“Do you know that this woman with cancer is now couch-surfing because you’ve evicted her through foreclosure on her home just before the holidays?” the San Jose congresswoman wrote. Lofgren also read from the letter on the House floor.
“Wells Fargo Bank knew all about Darlene’s tragic circumstances, but apparently did not care.”
In another show of support People Acting in Community Together (PACT), called a news conference on Tuesday, December 6, in front of Bowland’s house, to call attention to victims of predatory lending and the impact of foreclosure on neighborhoods. As part of a national New Bottom Line campaign, PACT is calling for a foreclosure moratorium in December and January.
Last year, 4,240 homes were in foreclosure in Santa Clara County, according to County Assessor Larry Stone.Surrounded by PACT members, at the news conference, San Jose City Councilman Ash Kalra and supporters from a local attorney’s office, Bowland faced TV cameras and told the world what she wants for Christmas.
“I just want my home back,” she said.
Bowland has still not found an affordable place to live, and is staying with friends and family members. She was evicted on November 16, after she turned down a $7,500 offer from Wells Fargo to drop the lawsuit. Attempts to keep her home while her case made it through the courts was unsuccessful.
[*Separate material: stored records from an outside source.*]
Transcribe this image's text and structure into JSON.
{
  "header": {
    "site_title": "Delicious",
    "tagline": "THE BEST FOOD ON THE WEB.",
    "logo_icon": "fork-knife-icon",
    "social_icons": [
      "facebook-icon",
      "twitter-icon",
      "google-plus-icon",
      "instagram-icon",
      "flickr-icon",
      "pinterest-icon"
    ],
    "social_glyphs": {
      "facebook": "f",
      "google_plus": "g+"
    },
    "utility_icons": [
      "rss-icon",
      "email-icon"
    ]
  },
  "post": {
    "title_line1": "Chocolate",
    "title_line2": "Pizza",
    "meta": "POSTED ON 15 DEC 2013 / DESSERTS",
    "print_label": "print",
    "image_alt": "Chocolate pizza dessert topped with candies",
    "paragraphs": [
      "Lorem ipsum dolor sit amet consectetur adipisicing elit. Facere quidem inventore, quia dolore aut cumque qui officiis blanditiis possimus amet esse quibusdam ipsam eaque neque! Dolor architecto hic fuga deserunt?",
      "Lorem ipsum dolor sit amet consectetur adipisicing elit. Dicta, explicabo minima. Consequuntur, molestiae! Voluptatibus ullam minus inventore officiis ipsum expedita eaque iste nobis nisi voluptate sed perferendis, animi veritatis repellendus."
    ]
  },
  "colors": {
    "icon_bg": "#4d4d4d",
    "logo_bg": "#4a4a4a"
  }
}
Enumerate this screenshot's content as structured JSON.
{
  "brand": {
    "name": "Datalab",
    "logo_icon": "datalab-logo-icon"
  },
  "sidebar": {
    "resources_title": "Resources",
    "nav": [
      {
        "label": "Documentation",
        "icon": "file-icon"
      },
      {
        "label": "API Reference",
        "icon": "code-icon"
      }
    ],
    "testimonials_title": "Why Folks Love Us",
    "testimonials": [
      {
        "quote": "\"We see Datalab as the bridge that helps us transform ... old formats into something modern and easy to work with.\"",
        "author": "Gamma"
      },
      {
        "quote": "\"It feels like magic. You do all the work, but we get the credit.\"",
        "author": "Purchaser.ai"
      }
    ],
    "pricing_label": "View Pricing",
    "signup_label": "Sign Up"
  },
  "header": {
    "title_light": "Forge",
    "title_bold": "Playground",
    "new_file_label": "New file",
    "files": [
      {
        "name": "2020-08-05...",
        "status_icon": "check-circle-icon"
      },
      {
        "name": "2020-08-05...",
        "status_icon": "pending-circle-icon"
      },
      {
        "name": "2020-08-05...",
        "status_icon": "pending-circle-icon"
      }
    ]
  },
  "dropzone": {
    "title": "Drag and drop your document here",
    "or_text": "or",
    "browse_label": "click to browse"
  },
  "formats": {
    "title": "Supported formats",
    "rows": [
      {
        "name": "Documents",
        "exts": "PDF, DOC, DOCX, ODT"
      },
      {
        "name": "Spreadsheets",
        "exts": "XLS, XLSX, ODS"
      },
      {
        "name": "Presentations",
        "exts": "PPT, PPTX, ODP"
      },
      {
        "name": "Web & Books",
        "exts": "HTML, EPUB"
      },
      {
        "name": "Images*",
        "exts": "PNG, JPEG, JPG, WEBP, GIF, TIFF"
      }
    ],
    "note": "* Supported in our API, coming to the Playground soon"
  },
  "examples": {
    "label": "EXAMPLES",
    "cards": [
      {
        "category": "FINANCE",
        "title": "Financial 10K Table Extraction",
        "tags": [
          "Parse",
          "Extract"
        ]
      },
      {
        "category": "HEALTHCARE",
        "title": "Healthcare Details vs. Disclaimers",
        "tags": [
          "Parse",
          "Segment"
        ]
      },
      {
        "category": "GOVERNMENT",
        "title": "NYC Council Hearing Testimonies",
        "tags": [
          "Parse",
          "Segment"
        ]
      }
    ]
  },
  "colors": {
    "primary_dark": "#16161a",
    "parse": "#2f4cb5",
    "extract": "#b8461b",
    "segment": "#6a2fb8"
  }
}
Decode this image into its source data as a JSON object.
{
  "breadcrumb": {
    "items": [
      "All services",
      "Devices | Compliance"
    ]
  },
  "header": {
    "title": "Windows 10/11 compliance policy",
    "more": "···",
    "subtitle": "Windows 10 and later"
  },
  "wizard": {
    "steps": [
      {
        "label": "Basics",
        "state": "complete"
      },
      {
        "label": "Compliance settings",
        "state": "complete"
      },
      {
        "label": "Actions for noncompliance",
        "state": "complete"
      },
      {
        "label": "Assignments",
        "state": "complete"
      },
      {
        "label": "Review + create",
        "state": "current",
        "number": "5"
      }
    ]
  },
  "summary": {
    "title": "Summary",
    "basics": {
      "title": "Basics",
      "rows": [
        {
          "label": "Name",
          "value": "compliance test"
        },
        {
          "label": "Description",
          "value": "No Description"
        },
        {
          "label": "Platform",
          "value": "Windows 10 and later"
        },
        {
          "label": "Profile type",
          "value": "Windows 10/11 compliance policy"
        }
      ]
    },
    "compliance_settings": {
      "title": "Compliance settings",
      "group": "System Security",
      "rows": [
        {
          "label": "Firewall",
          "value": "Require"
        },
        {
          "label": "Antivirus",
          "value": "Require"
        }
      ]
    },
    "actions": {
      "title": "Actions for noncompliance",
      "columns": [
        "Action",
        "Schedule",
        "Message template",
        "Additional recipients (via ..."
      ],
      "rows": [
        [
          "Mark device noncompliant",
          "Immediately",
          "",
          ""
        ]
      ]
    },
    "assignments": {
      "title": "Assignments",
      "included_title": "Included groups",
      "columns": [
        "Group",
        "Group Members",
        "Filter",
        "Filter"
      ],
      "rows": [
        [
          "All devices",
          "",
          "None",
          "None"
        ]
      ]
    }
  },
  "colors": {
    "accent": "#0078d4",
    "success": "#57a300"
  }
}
Taking on her legal battle at no charge to her is attorney Wayne Silver with support from the Menekshe Law Firm.
Bowland’s troubles began when she took out a loan for $10,000 to repair floors. At that time, she owned her home outright. With so much equity, she said the loan broker told her that she could easily borrow more and would never lose her home.
According to Bowland and her attorney, she was a victim of a World Savings loan plan called “pick-a-pay” that would need to continually be refinanced. Unemployed on a fixed income, Bowland could not afford the escalating payments. Over the years, the loan grew to $370,000.
“Before I knew it, my home was in foreclosure,” she said. “No one at the bank would help me.”
In statements released to the media, Wells Fargo Bank has maintained that Bowland’s loan was handled legally and properly.
Kalra, who represents Bowland’s area on the San Jose City Council, said that the bank, at best, mislead her, and at worst, committed intentional fraud.
Bowland puts it this way: “I owned this house for 41 years. Wells Fargo Bank stole it from me.”